Developments in Geographic Information Technology have raised the expectations of users. A static map is no longer enough; there is now demand for a dynamic representation. Time is of great importance when operating on real world geographical phenomena, especially when these are dynamic. Researchers in the field of Temporal Geographical Information Systems (TGIS) have been developing methods of incorporating time into geographical information systems. Spatio-temporal analysis embodies spatial modelling, spatio-temporal modelling and spatial reasoning and data mining. Advances in Spatio-Temporal Analysis contributes to the field of spatio-temporal analysis, presenting innovative ideas and examples that reflect current progress and achievements.
Spatial reasoning and data mining
Prof. Xinming Tang is Deputy Director of the Key Laboratory of Geo-informatics of the State Bureau of Surveying and Mapping, Chinese Academy of Surveying and Mapping of China. He is currently serving as Chair of the ISPRS WG II/1(2004–2008). His research interests cover fuzzy GIS, Temporal GIS, land cover and land utilization, national fundamental GIS and Remote Sensing.

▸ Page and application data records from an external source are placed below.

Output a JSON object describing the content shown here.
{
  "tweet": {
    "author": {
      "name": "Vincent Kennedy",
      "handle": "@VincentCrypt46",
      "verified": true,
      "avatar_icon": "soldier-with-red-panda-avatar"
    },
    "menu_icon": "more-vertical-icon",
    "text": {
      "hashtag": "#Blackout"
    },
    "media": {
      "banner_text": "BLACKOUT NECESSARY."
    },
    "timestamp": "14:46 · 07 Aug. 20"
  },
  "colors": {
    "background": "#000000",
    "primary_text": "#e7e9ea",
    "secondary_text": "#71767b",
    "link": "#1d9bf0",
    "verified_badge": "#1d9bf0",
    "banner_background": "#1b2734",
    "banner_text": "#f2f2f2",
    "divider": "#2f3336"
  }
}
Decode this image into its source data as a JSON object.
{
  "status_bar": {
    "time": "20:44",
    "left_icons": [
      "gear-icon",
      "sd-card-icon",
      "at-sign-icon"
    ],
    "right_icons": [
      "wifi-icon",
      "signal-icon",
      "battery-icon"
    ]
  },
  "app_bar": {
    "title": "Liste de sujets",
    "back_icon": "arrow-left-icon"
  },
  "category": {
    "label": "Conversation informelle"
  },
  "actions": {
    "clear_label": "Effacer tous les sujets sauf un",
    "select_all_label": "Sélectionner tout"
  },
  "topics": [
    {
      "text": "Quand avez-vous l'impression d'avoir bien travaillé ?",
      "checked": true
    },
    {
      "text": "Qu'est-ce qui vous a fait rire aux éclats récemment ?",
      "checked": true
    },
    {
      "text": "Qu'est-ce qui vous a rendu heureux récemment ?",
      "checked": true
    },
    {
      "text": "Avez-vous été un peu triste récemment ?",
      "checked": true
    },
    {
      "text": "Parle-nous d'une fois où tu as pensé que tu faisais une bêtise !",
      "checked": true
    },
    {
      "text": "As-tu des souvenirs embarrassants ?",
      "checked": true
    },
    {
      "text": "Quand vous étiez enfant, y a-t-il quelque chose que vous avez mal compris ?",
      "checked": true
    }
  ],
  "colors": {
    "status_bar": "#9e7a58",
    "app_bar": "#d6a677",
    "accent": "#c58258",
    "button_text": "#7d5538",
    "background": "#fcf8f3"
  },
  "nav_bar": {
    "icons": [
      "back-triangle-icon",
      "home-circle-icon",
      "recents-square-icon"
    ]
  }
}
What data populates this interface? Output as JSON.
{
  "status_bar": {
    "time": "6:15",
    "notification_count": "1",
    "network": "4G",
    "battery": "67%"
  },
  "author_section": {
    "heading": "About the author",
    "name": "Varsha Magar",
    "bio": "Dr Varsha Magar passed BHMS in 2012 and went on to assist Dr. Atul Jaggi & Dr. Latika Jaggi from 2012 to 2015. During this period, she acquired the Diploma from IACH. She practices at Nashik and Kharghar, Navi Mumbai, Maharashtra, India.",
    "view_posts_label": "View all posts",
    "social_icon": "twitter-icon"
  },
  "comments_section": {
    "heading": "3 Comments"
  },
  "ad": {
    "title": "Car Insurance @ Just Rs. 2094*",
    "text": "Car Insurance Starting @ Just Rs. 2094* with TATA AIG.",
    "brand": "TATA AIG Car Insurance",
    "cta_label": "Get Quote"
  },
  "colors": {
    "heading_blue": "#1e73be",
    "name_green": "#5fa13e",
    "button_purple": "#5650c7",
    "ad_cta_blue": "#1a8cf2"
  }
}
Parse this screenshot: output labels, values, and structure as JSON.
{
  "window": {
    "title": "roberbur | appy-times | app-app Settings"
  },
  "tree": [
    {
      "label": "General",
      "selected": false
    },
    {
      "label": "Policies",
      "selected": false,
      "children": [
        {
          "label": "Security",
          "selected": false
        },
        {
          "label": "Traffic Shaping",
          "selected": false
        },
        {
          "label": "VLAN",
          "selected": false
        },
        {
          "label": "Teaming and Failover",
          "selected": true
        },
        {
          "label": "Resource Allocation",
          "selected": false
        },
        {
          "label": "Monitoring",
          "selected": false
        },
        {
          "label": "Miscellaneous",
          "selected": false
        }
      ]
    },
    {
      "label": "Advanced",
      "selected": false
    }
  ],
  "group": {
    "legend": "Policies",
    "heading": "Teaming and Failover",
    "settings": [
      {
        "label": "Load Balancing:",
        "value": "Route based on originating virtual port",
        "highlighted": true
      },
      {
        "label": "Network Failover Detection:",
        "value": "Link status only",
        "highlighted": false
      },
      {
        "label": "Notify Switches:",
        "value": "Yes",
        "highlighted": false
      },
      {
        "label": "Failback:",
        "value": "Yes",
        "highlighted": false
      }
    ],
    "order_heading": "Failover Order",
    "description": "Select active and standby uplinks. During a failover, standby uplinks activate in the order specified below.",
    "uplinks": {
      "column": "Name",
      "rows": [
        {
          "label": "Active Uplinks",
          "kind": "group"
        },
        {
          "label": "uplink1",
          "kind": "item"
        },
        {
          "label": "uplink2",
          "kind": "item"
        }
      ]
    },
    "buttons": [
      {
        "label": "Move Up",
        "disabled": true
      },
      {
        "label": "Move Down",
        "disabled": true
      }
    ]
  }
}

Prof. Yaolin Liu is Dean of the School of Resource and Environmental Science, Wuhan University, China. He is currently Chair of the ISPRS WG II/2(2004–2008). His research interests include urban environment, land management and cadastre, land use planning, land information systems, urban information systems and database generalization.
Prof. Jixian Zhang is President of Chinese Academy of Surveying and Mapping, China. He is currently serving as Chair of the ISPRS WG VII/6(2004–2008). His research interests are remote sensing data processing, satellite photogrammetry, image recognition and geographic information system.
Prof. Wolfgang Kainz is professor at the Department of Geography and Regional Research, University of Vienna, Austria. He is currently President of the ISPRS TC II (2004–2008). His research interests include spatial decision support systems, spatial data handling, spatial data uncertainty, cartographic modelling and visualization.
"… each paper contains interesting ideas on its own, and readers may be able to make connections from their unique perspectives. … the book fills the void of strong emphases on formalization and logic models."
— May Yuan, College of Atmospheric and Geographic Sciences, University of Oklahoma in Photogrammetric Engineering & Remote Sensing, Vol. 75, No. 3, March 2009
"This is a book for the TGIS specialist, or for someone intent on becoming one. In short, this book is dense but thorough." - The Photogrammetric Record 24(125): 103 (March 2009)